## [What is needed]
Below are records; output all of them exactly.

--- Entries shown ---

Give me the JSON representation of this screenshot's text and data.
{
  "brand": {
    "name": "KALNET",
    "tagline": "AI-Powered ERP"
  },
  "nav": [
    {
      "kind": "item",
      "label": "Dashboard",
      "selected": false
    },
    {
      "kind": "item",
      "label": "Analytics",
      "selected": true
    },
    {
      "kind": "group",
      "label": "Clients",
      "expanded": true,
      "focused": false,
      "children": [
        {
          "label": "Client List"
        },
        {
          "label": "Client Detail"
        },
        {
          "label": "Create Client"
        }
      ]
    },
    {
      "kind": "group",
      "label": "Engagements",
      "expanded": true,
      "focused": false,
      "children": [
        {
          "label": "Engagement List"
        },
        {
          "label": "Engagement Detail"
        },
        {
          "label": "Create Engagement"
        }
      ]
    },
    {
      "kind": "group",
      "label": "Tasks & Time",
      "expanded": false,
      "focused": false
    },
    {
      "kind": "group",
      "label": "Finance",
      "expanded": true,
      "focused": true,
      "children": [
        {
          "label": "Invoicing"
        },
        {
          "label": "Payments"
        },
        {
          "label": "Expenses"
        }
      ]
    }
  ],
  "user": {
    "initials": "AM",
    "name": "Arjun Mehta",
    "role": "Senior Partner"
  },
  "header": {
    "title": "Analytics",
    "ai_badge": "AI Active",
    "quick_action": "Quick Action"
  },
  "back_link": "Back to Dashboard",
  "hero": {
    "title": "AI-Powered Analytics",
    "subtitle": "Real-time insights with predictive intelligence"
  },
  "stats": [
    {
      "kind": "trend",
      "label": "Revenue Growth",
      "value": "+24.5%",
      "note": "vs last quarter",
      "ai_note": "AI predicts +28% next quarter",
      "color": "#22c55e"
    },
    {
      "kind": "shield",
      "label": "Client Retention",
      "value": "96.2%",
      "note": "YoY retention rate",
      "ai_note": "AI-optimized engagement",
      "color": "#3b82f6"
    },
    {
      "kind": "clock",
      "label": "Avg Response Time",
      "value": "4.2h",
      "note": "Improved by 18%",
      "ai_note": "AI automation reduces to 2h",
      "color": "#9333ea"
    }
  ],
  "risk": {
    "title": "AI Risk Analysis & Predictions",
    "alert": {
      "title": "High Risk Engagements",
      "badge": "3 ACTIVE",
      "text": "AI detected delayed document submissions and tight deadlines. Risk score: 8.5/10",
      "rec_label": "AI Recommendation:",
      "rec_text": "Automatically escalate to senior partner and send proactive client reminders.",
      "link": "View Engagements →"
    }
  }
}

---

## [Output for this task]
Give me the JSON representation of this screenshot's text and data.
{
  "brand": {
    "name": "KALNET",
    "tagline": "AI-Powered ERP"
  },
  "nav": [
    {
      "kind": "item",
      "label": "Dashboard",
      "selected": false
    },
    {
      "kind": "item",
      "label": "Analytics",
      "selected": true
    },
    {
      "kind": "group",
      "label": "Clients",
      "expanded": true,
      "focused": false,
      "children": [
        {
          "label": "Client List"
        },
        {
          "label": "Client Detail"
        },
        {
          "label": "Create Client"
        }
      ]
    },
    {
      "kind": "group",
      "label": "Engagements",
      "expanded": true,
      "focused": false,
      "children": [
        {
          "label": "Engagement List"
        },
        {
          "label": "Engagement Detail"
        },
        {
          "label": "Create Engagement"
        }
      ]
    },
    {
      "kind": "group",
      "label": "Tasks & Time",
      "expanded": false,
      "focused": false
    },
    {
      "kind": "group",
      "label": "Finance",
      "expanded": true,
      "focused": true,
      "children": [
        {
          "label": "Invoicing"
        },
        {
          "label": "Payments"
        },
        {
          "label": "Expenses"
        }
      ]
    }
  ],
  "user": {
    "initials": "AM",
    "name": "Arjun Mehta",
    "role": "Senior Partner"
  },
  "header": {
    "title": "Analytics",
    "ai_badge": "AI Active",
    "quick_action": "Quick Action"
  },
  "back_link": "Back to Dashboard",
  "hero": {
    "title": "AI-Powered Analytics",
    "subtitle": "Real-time insights with predictive intelligence"
  },
  "stats": [
    {
      "kind": "trend",
      "label": "Revenue Growth",
      "value": "+24.5%",
      "note": "vs last quarter",
      "ai_note": "AI predicts +28% next quarter",
      "color": "#22c55e"
    },
    {
      "kind": "shield",
      "label": "Client Retention",
      "value": "96.2%",
      "note": "YoY retention rate",
      "ai_note": "AI-optimized engagement",
      "color": "#3b82f6"
    },
    {
      "kind": "clock",
      "label": "Avg Response Time",
      "value": "4.2h",
      "note": "Improved by 18%",
      "ai_note": "AI automation reduces to 2h",
      "color": "#9333ea"
    }
  ],
  "risk": {
    "title": "AI Risk Analysis & Predictions",
    "alert": {
      "title": "High Risk Engagements",
      "badge": "3 ACTIVE",
      "text": "AI detected delayed document submissions and tight deadlines. Risk score: 8.5/10",
      "rec_label": "AI Recommendation:",
      "rec_text": "Automatically escalate to senior partner and send proactive client reminders.",
      "link": "View Engagements →"
    }
  }
}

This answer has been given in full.